THE pistachios they are a very popular fruit, which can be used in our recipes all year round, or tasted alone, generally roasted and salted. Given this, it is inevitable to think that many budding gardeners are taking an interest in grow their own pistachios but… it is good to proceed with particular attention towards this hypothesis. We will discover together that it is not easy but that, not for this, we have to give up!
What is the pistachio plant
L'pistachio tree (Pistacia vera) is a member of the Anacardiaceae family, and is related to cashew, mango and sumac, as well as ivy and oak.
Pistachios are a small bushy deciduous tree native to Western Asia and Asia Minor, from Syria to the Caucasus and Afghanistan, which grows slowly to moderate heights, which are rarely touched ... as they are generally pruned to avoid excessive development.
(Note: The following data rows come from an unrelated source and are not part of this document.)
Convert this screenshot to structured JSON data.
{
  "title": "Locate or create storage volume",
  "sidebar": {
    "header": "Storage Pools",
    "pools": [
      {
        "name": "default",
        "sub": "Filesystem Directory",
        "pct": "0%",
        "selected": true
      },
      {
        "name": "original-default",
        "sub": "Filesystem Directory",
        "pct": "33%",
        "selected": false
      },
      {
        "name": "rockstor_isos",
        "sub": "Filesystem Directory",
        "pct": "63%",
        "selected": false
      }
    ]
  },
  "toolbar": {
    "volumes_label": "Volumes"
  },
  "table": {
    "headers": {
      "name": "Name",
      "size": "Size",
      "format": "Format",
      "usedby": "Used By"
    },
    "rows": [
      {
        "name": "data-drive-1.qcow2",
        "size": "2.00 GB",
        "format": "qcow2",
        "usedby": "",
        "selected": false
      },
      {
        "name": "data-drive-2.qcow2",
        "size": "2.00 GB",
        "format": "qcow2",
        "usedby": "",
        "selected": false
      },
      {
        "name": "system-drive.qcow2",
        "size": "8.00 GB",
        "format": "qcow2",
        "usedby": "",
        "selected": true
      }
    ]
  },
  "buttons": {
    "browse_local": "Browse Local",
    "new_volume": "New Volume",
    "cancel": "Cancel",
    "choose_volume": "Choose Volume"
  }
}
Pollination and cultivation of pistachio
The pistachio trees I'm dioecious, which means that the trees produce only male or female flowers. Therefore, both a male and a female tree are needed to produce those small nuts (evidently, on the female tree), with pollination favored by the wind. A female tree does not produce nuts unless there is a male tree growing nearby, and to maximize the chances of pollination, the male tree should be best planted upwind every 10 to 15 female trees.
Also note that pistachios have a long juvenile stage, and they usually don't produce many nuts for the first five years, instead reaching full production after 10 - 12 years. Another characteristic of pistachios is the tendency to biennial cultivation, which alternately bears many fruits a year, and then very few the following year.
The pistachio trees they are plants with a deep root system that allows them to extract the soil in depth and to draw water from close to the aquifer. This adaptation allows pistachios to survive long periods of drought. They are also considered to be more salt tolerant than many other species of tree nuts and fruit trees. Therefore, it is possible to grow pistachios even where the soil is very arid, almost desert.
Naturally, pistachios perform best in favorable soil conditions, prefer soils with a pH close to neutral and with decent depth.
The largest difficulties in the cultivation of pistachios is their climate needs. Pistachios require long, hot, dry summers and moderate winters. More precisely, to grow and produce their small nuts they require very hot summers (more than 600 hours above 30 degrees) and very cold winters (more than 1,000 hours of cold below 7 degrees), which results in a period of winter dormancy of about 6 weeks with temperatures below 7 degrees.
What places have these unique climatic conditions? In Italy it is evident that these characteristics are mainly satisfied in Sicily and in some areas of southern Italy, which can not only guarantee the necessary radiation and temperature, but also a semi-desert ground condition.
However, it is not excluded that pistachio can be grown in other latitudes, although pistachios give their best and produce the largest number of nuts in semi-desert arid climates that have long, hot and dry summers, with low humidity and cool winters. but not rigid. During the growing season, pistachios thrive in heat, with summer temperatures of around 37 degrees Celsius producing large quantities of the best nuts.
Also remember that being semi-desert trees, pistachios do not like humidity during the growing season. The high humidity, due for example to summer and autumn rains, favors fungal diseases, which overwinter on the trees and infect them the following year. Pollination is also affected by strong dry winds, late spring rains and frosts.
On the sidelines of the above we shared, the harsh reality that future growers face is that they are there very few places that are warm enough in summer, but mild enough in winter to grow pistachio trees!
But then what to do?
The problem of the sustainability or otherwise of pistachio cultivation in one's reference territory should be taken on as soon as possible, and we hope that with this few and primary information, gardeners can decide with greater knowledge of the facts whether or not it is possible to grow pistachio trees where they live!
So don't be fooled by those who say that they have grown a pistachio tree right next to your land: growing a tree and obtaining its production are in fact two completely different things, and you should therefore be sure of what we mean.
Generally speaking, unless you live in a place that can fully meet the needs of a pistachio tree and has room for at least two trees (male and female), our advice would be to choose a more appropriate tree. , which is less demanding and better suited to the climatic range in which it will be grown. Good luck!